- Dry or watery eyes.
- Raised pressure inside the eye.
- Pain in the joints.
- Inflammation of the nose and throat.
Common (affect between 1 in 10 and 1 in 100 people)
- Detachment, tearing or degeneration of the retina (see warning section above).
- Bleeding inside the eyeball (vitreous haemorrhage).
- Dislike of light (photophobia).
- Feeling sick.
- Allergic reactions such as rash, hives or itching.
- Urinary tract infection.
- Decrease in the number of red blood cells in the blood (anaemia).
Uncommon (affect between 1 in 100 and 1 in 1000 people)
- Infection inside the eye (endophthalmitis).
The side effects listed above may not include all of the side effects reported by the medicine's manufacturer.
For more information about any other possible risks associated with this medicine, please read the information provided with the medicine or consult your doctor or pharmacist.
How can this medicine affect other medicines?
It is important to tell your doctor or pharmacist what medicines you are already taking, including those bought without a prescription and herbal medicines, before you are treated with this medicine. Similarly, check with your doctor or pharmacist before taking any new medicines while being treated with this one, to make sure that the combination is safe.
It is recommended that ranibizumab is not administered in combination with other vascular endothelial growth factor inhibitors, such as pegaptanib or bevacizumab.
Other medicines containing the same active ingredient

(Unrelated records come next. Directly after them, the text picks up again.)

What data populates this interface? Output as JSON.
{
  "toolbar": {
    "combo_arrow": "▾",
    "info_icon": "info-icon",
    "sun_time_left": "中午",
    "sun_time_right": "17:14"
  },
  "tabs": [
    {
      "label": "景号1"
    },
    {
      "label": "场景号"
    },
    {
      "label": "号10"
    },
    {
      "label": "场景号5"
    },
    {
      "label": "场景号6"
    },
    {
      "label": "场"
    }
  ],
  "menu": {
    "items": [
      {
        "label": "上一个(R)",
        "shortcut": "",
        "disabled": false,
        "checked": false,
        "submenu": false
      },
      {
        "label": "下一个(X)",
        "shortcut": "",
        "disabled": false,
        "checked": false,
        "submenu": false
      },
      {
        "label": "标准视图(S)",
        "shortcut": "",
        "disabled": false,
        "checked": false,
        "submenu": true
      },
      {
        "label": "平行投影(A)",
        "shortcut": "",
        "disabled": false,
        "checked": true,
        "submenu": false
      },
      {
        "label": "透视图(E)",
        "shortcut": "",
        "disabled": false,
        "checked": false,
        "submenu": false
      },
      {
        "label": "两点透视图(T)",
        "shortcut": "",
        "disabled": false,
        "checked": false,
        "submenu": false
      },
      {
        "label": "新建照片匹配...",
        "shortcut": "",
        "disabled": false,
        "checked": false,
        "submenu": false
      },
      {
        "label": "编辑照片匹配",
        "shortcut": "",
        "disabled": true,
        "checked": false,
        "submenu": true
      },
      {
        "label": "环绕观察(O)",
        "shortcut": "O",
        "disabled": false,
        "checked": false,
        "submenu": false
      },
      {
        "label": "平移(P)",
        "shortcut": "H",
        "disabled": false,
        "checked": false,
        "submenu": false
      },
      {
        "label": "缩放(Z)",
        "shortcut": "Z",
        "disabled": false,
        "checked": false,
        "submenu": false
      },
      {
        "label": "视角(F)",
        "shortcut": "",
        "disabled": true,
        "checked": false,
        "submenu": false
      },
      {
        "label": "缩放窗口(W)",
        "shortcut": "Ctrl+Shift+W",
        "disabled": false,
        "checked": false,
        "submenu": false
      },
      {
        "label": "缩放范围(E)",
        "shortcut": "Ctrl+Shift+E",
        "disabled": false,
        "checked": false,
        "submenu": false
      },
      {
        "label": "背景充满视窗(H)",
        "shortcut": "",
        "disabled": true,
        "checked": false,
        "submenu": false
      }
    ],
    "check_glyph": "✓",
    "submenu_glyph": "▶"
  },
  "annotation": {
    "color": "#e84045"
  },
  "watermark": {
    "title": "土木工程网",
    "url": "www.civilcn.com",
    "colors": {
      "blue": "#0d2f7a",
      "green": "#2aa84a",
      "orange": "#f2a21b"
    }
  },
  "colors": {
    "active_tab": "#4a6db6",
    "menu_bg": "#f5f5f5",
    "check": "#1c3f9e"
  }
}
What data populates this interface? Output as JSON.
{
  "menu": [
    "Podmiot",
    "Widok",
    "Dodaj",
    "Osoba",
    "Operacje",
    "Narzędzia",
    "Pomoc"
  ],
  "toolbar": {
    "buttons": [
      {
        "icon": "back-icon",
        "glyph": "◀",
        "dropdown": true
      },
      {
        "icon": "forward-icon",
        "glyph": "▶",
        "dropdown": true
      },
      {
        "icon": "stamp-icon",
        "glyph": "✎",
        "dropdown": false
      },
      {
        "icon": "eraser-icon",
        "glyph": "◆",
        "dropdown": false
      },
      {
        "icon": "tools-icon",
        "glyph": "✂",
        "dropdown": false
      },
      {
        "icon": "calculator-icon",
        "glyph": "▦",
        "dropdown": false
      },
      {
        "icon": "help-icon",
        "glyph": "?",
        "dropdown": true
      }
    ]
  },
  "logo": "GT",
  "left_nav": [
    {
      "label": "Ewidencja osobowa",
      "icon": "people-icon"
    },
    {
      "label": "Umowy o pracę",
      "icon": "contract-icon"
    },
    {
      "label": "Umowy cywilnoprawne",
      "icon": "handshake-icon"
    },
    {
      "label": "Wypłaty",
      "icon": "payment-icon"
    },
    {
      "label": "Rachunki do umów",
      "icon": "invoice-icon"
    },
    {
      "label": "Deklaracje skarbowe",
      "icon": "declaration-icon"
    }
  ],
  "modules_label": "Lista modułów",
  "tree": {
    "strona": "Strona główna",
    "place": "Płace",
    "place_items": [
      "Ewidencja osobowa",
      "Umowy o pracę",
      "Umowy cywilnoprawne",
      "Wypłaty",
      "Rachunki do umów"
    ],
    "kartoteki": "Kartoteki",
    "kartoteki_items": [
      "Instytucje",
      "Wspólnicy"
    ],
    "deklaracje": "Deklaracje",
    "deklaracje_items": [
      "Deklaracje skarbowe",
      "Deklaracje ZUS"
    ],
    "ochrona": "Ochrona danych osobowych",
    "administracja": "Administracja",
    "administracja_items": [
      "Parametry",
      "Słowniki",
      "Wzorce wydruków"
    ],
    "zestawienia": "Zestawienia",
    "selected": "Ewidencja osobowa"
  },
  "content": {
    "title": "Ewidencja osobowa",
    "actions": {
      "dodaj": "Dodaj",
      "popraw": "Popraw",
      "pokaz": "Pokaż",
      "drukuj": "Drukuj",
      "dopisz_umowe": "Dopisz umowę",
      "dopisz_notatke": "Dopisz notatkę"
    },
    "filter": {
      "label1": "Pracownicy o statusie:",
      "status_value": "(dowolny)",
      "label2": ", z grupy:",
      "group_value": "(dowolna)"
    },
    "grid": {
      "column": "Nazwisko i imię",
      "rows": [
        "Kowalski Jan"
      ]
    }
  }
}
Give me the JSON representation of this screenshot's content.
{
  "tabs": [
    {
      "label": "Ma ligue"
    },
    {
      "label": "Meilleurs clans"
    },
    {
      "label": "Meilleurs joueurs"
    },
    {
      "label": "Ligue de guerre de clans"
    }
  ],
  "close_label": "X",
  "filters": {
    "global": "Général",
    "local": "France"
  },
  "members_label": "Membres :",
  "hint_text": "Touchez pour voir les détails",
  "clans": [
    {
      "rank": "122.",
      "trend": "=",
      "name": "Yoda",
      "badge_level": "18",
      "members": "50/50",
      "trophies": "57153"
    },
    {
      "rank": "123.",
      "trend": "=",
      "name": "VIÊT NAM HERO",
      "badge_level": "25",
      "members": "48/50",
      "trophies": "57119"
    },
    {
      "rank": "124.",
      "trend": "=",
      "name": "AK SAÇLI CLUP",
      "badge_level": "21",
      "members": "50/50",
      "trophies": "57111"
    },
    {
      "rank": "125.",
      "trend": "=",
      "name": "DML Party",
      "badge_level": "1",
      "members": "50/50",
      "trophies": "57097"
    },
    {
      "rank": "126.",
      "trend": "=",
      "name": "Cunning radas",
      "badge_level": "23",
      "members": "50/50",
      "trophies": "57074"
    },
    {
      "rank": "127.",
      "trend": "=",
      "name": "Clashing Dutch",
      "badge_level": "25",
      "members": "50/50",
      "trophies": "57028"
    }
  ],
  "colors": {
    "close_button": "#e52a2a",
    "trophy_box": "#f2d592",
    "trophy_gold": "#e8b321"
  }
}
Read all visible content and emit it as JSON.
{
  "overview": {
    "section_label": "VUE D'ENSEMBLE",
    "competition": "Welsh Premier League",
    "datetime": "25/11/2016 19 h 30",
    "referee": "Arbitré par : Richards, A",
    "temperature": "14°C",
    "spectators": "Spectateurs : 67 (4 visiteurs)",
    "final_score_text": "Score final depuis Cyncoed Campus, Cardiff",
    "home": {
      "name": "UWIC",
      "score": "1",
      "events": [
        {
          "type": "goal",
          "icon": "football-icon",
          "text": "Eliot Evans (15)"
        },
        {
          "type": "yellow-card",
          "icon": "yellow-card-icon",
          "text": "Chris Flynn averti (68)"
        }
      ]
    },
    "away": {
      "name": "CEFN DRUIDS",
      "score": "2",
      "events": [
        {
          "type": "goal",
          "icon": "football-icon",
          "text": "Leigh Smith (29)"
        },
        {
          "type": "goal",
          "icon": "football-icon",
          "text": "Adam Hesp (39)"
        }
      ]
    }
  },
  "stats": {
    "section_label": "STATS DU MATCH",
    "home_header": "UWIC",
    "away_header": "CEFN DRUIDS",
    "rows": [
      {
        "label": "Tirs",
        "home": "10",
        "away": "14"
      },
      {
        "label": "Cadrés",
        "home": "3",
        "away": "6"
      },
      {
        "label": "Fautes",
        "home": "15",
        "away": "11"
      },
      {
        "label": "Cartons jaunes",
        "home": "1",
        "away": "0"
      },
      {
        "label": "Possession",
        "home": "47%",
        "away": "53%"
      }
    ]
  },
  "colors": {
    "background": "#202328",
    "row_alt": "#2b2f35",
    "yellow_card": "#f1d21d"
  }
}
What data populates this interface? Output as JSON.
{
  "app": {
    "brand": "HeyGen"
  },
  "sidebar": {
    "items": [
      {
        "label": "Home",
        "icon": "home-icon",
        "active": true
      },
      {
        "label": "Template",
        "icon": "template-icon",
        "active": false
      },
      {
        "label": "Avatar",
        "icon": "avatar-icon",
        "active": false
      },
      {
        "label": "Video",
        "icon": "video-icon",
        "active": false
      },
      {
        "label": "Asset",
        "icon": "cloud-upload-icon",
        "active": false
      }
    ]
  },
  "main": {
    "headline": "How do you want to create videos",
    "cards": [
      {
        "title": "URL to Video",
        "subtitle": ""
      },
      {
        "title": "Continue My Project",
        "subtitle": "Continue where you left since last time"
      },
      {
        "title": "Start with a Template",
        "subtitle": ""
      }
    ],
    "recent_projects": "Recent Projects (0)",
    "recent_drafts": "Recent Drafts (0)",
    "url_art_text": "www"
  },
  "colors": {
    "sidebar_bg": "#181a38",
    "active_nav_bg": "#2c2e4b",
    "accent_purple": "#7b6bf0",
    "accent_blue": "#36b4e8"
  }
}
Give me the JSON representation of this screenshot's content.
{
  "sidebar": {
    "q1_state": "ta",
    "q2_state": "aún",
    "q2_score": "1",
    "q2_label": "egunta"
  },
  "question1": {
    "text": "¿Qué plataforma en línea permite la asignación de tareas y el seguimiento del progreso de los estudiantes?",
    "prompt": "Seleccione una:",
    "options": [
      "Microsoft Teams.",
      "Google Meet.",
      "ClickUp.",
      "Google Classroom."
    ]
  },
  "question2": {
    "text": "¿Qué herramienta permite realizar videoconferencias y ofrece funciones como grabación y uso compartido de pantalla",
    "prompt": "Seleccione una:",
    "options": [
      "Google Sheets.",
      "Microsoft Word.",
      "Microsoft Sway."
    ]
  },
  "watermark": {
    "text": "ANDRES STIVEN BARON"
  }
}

There are currently no other medicines available in the UK that contain ranibizumab as the active ingredient.